January 17, 2014

Why were charges brought against my client? – Attorney

Attorney Grant Connell is questioning why charges were ever brought against his client, Ezra Scott, who earlier this week, walked free from the Serious Offences Court.{{more}}

“If the findings in the report from the auditor was the deciding factor that brought the prosecution’s case to a grinding halt after three witnesses gave evidence for the crown, why charge in the first place?” Connell questioned.

On Monday, at the Serious Offences Court, Chief Magistrate Sonya Young upheld no case submissions brought by Connell in relation to his client Ezra Scott, and by attorney Arthur Williams, in relation to Scott’s co-accused Ruthvin Harper, also an employee of the Ministry of Agriculture.

Charges of theft and conspiracy to steal government funds had been brought against Scott and Harper.

Harper had been charged with theft of $71,197.31 and $55,876, the property of the Government of St Vincent and the Grenadines. The Fairhall resident was also charged with conspiracy to commit the offence of theft of $71,197.31, $19,325, $3,400, $3,000, $55,876 with other persons, the property of the Government of St Vincent and the Grenadines.

Assistant Director of Public Prosecutions (DPP) Colin John said that Trevor Phills, head of the Internal Audit Unit at the Treasury Department, testified he saw transactions made and certified by Harper, but he could not state whether the items bought had been delivered and received by the Ministry.

Therefore, it would have been difficult to prove a case, John said, in an interview with SEARCHLIGHT, earlier this week.

However, according to Connell, the report by Phills was prepared months before the case.

“So what fuelled prosecuting a matter with that evidence remains a mystery. The findings in Phills’ report should guide the powers that be to make drastic changes at such a ministry, as in who can do what, when and how…

“…As it stands, one can accuse the wrong man when the real architects of the plan to abuse the system go untouched, while another man’s life is destroyed. I trust they will get the system sorted sooner rather than later,” Connell told SEARCHLIGHT.

He said, prior to the Treasury issuing a cheque for payment of goods, there must be proof of goods being received.

“If there were no other cross checks made, how can one prove theft?” Connell questioned.

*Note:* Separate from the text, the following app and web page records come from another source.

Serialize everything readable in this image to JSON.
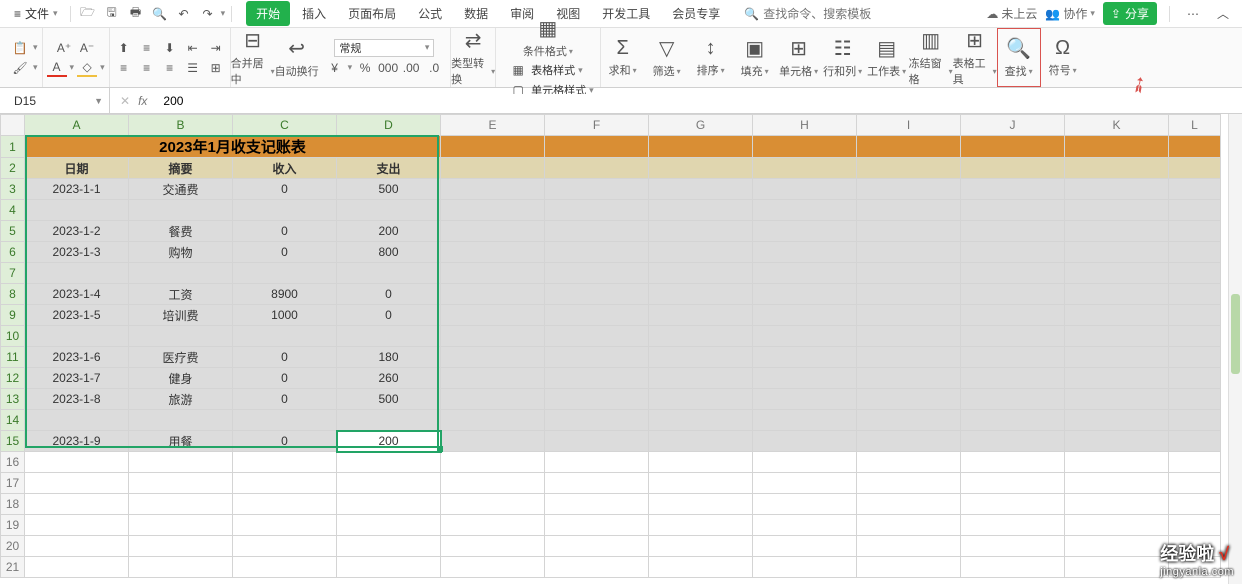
{
  "menubar": {
    "file": "文件",
    "search_placeholder": "查找命令、搜索模板",
    "cloud": "未上云",
    "collab": "协作",
    "share": "分享"
  },
  "tabs": [
    "开始",
    "插入",
    "页面布局",
    "公式",
    "数据",
    "审阅",
    "视图",
    "开发工具",
    "会员专享"
  ],
  "active_tab_index": 0,
  "ribbon": {
    "merge": "合并居中",
    "wrap": "自动换行",
    "number_format": "常规",
    "type_convert": "类型转换",
    "cond_format": "条件格式",
    "table_style": "表格样式",
    "cell_style": "单元格样式",
    "sum": "求和",
    "filter": "筛选",
    "sort": "排序",
    "fill": "填充",
    "cell": "单元格",
    "rowcol": "行和列",
    "sheet": "工作表",
    "freeze": "冻结窗格",
    "table_tools": "表格工具",
    "find": "查找",
    "symbol": "符号"
  },
  "formula_bar": {
    "cell_ref": "D15",
    "value": "200"
  },
  "columns": [
    "A",
    "B",
    "C",
    "D",
    "E",
    "F",
    "G",
    "H",
    "I",
    "J",
    "K",
    "L"
  ],
  "selected_cols": [
    0,
    1,
    2,
    3
  ],
  "row_count": 21,
  "selected_rows_from": 1,
  "selected_rows_to": 15,
  "active_cell": {
    "row": 15,
    "col": 3
  },
  "table": {
    "title": "2023年1月收支记账表",
    "headers": [
      "日期",
      "摘要",
      "收入",
      "支出"
    ],
    "rows": [
      [
        "2023-1-1",
        "交通费",
        "0",
        "500"
      ],
      [
        "",
        "",
        "",
        ""
      ],
      [
        "2023-1-2",
        "餐费",
        "0",
        "200"
      ],
      [
        "2023-1-3",
        "购物",
        "0",
        "800"
      ],
      [
        "",
        "",
        "",
        ""
      ],
      [
        "2023-1-4",
        "工资",
        "8900",
        "0"
      ],
      [
        "2023-1-5",
        "培训费",
        "1000",
        "0"
      ],
      [
        "",
        "",
        "",
        ""
      ],
      [
        "2023-1-6",
        "医疗费",
        "0",
        "180"
      ],
      [
        "2023-1-7",
        "健身",
        "0",
        "260"
      ],
      [
        "2023-1-8",
        "旅游",
        "0",
        "500"
      ],
      [
        "",
        "",
        "",
        ""
      ],
      [
        "2023-1-9",
        "用餐",
        "0",
        "200"
      ]
    ]
  },
  "watermark": {
    "line1a": "经验啦",
    "line1b": "√",
    "line2": "jingyanla.com"
  }
}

“I can’t blame the police or prosecuton, it is the systems in the ministries and it’s not the first time I’m seeing it in court,” the outspoken lawyer said.

Just before the matter was called up for hearing on Monday, Cephus Toney, also an employee of the Ministry of Agriculture, was cleared on a charge of conspiracy to steal.

John explained that Toney’s charge was dropped because the only thing that linked Toney to the crime was evidence coming from co-accused Ezra Scott.

“In law, that is not evidence against him (Toney). That evidence can only incriminate the maker of the statement and can’t be used as evidence against a co-accused,” John pointed out.

Toney was charged with conspiracy, with other persons, to steal $71,191.31, the property of the Government of St Vincent and the Grenadines, between December 1, 2008 and April 30, 2012.(KW)